I have a warm spot in my heart for Admiral and Mrs. Croft, especially after developing their relationship through their counterparts in The Persuasion of Miss Jane Austen. (According to my premise in that book, Jane Austen modeled the fictitious Admiral and Mrs. Croft after a real-life couple by the name of Crowe, of whom she thought very highly.)
This is a “missing scene” about the Crofts that I wrote some time ago but decided to share with you today! It takes place the day the party from Uppercross walked to Winthrop (which also happens to be their anniversary). If you remember, the Crofts, at Cpt. Wentworth’s insistence, gave a weary Anne a ride home in their gig. The following scene is what happened next.
Anne was still in the lane; and though instinctively beginning to decline, she was not allowed to proceed. The admiral’s kind urgency came in support of his wife’s; they would not be refused; they compressed themselves into the smallest possible space to leave her a corner, and Captain Wentworth, without saying a word, turned to her, and quietly obliged her to be assisted into the carriage. (Persuasion, chapter 10)
After depositing Anne at Uppercross cottage, Admiral and Mrs. Croft continued on toward Kellynch at a gentle pace, the admiral returning to a former topic by and by.
“As I was saying to Miss Elliot before, my dear, sailors cannot afford to go in for long courtships during war, and who knows how long this current peace will hold? Your brother must not tarry about the business of choosing one Miss Musgrove or the other if they are to preserve time to enjoy themselves before he returns to sea.”
“I should very much like to see Frederick well married,” returned Mrs. Croft. “I only hope he will not be in too much of a rush to the altar. I like the Miss Musgroves well enough, but, upon further reflection, I am convinced it will take more than an a little beauty and a few smiles to win my brother’s heart. He deserves a wife with a strong mind and sweetness of temper as well. This is how he has described to me the woman he wants.”
“So, you see he has been thinking on the subject seriously.”
“Yes, and I trust it will serve as some protection against an overly impulsive choice.”
“Ah, that is where you are mistaken, Sophie. Like all men, he thinks he will judge soundly, but it is more probable he will lose his head and end by making a very stupid match.”
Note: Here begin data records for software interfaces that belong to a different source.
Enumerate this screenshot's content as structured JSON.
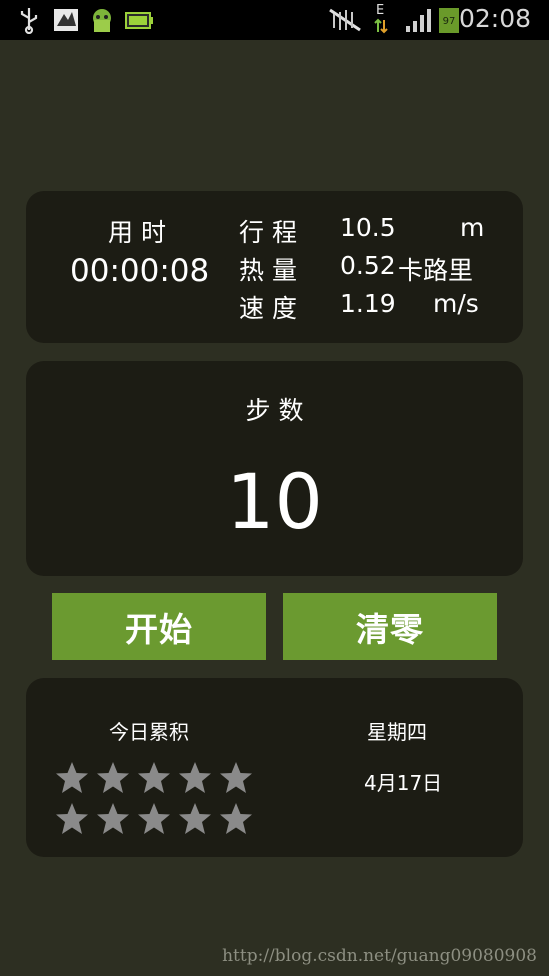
{
  "status_bar": {
    "time": "02:08",
    "battery_percent": "97",
    "network_type": "E",
    "icons": [
      "usb-icon",
      "app-icon",
      "android-icon",
      "battery-app-icon",
      "mute-icon",
      "data-arrows-icon",
      "signal-icon",
      "battery-icon"
    ]
  },
  "stats": {
    "elapsed_label": "用 时",
    "elapsed_value": "00:00:08",
    "distance_label": "行 程",
    "distance_value": "10.5",
    "distance_unit": "m",
    "calories_label": "热 量",
    "calories_value": "0.52",
    "calories_unit": "卡路里",
    "speed_label": "速 度",
    "speed_value": "1.19",
    "speed_unit": "m/s"
  },
  "steps": {
    "label": "步 数",
    "value": "10"
  },
  "buttons": {
    "start_label": "开始",
    "reset_label": "清零"
  },
  "today": {
    "label": "今日累积",
    "weekday": "星期四",
    "date": "4月17日",
    "stars_total": 10,
    "stars_filled": 0
  },
  "watermark": "http://blog.csdn.net/guang09080908",
  "colors": {
    "background": "#2d2f22",
    "card": "#1c1c14",
    "button": "#6b9a30",
    "star": "#8a8a8a"
  }
}
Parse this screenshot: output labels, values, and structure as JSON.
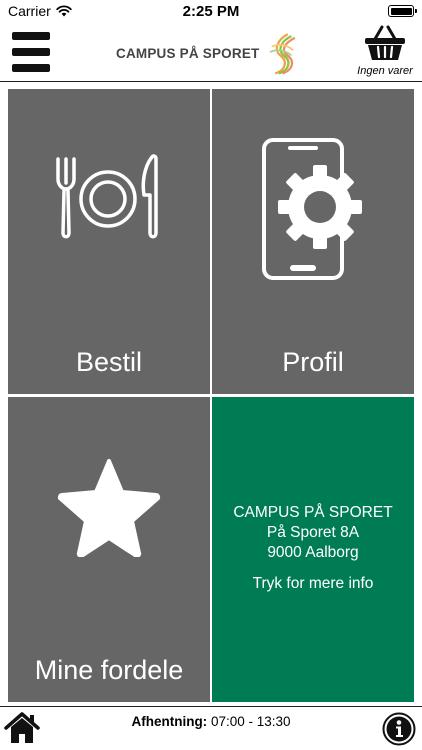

“For shame, Caspian! How can you say such a thing? This is no very fine compliment to me, I fear, or to yourself either. And on our anniversary too!”
“Patience, my dear, he said, patting her hand affectionately. “Patience. I only meant to say that I deserve none of the credit. I lost my head like every other young fool in love. But I had the great good fortune to lose both head and heart to a woman of superior worth. We must hope your brother has the same good luck. Which Miss Musgrove it is to be, I cannot say, for I can never learn to know one from the other. When Frederick introduces the young lady to us as our future sister, that will be time enough to remember her name.”
Mrs. Croft shook her head in wonder, thinking to herself that she was the one who had been gifted with unexpected good fortune in this man. Had not that storm years ago forced the admiral – a captain then – into the port town where she lived, seeking emergency repairs to his ship, they would never have met. What might have become of her then? Perhaps she’d have married somebody else eventually, but she could hardly imagine that she would have been as happy.
Between herself and her husband, there was more depth of affection and mutual respect than she would have dared to hope for. No love sonnets were required to prove it; it was understood between them, conveyed in the most seemingly insignificant gestures – the smallest look, word, or touch. The light burned so steadily bright between them that it could not be denied.
Sometimes she wondered if their uncommonly strong bond was the natural outgrowth of their compatible dispositions or if it could only have been forged by their weathering trials and dangers together over the course of the years. She thought once again of their private sorrow of having no children. No, they had not enjoyed that blessing, but there were other compensations…
The admiral interrupted his wife’s reverie. “What shall we do when we reach home… to further celebrate our anniversary, I mean?” he asked.
“We need not make a fuss. Remember, we agreed to keep it to ourselves. Frederick, from all appearances, did not connect any special significance to the date, and there is no reason anybody else should know. We have had our drive in the country, as I wished for, and I have ordered a fine dinner. I need nothing more to make me happy.”
“Nothing I can think of.”
“Well, Mrs. Croft, it is lucky you have me here. I have one or two more ideas for making you happy before we blow the candles out tonight, things you may have forgotten or are too proper to propose in the light of day.”
Mrs. Croft considered that she could pretend to be shocked by her husband’s suggestive words or deny that she understood his meaning altogether. They knew each other far too well for that, however. Instead, she simply smiled to herself for the thought of what lay ahead. It was a time-honored anniversary tradition, after all, and tradition must be observed. Who was she to dispute that fact?
I hope you enjoyed this “missing scene” starring the Crofts from Persuasion, and I hope you’ll also read about the Crowes in The Persuasion of Miss Jane Austen. What do you like about the Crofts? It just occurred to me that they might deserve to have their own book. What do you think?